### Stored data entries
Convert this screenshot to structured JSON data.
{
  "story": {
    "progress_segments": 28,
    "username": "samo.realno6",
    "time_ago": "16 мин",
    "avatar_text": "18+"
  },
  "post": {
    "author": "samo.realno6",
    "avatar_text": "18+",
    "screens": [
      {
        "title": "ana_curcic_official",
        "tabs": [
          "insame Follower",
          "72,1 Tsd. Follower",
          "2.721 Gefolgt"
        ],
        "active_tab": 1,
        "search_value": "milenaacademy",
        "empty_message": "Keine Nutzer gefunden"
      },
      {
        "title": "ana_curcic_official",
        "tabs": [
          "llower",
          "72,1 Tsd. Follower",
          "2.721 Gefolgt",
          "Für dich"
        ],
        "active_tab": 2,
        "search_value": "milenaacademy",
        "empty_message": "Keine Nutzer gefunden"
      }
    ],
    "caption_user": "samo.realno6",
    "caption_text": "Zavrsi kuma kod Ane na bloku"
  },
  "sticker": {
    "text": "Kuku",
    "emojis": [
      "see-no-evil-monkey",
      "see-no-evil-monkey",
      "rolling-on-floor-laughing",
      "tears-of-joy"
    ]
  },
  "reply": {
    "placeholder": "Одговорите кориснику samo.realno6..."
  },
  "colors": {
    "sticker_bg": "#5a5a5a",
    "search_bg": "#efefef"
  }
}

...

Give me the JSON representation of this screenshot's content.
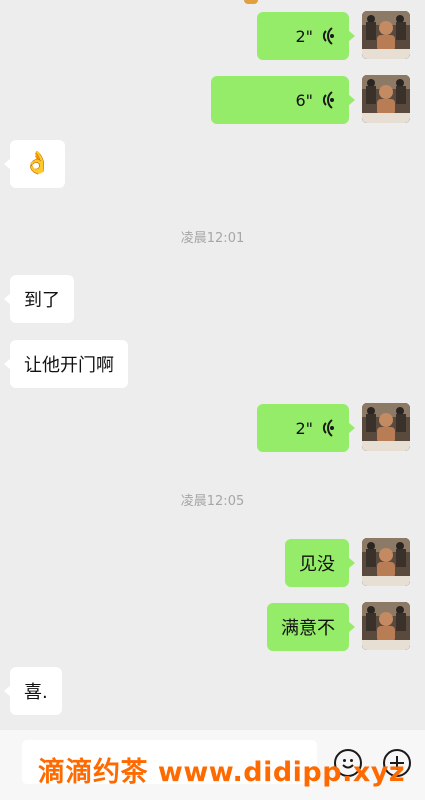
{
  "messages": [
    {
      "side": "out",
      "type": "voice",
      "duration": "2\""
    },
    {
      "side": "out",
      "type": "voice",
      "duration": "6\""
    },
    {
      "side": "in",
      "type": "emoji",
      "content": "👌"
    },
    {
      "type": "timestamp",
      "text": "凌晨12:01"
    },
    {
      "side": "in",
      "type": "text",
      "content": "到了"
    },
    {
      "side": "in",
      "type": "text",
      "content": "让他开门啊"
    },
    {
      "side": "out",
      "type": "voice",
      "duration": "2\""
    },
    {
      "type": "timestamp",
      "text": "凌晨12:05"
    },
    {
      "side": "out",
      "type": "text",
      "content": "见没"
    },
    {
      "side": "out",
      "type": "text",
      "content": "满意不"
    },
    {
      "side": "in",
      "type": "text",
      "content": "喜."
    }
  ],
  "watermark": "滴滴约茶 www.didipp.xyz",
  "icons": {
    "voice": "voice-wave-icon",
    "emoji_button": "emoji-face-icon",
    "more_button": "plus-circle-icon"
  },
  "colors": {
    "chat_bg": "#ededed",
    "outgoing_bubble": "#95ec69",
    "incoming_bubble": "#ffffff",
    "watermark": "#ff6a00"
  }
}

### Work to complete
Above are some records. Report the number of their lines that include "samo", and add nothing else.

### Your solution
4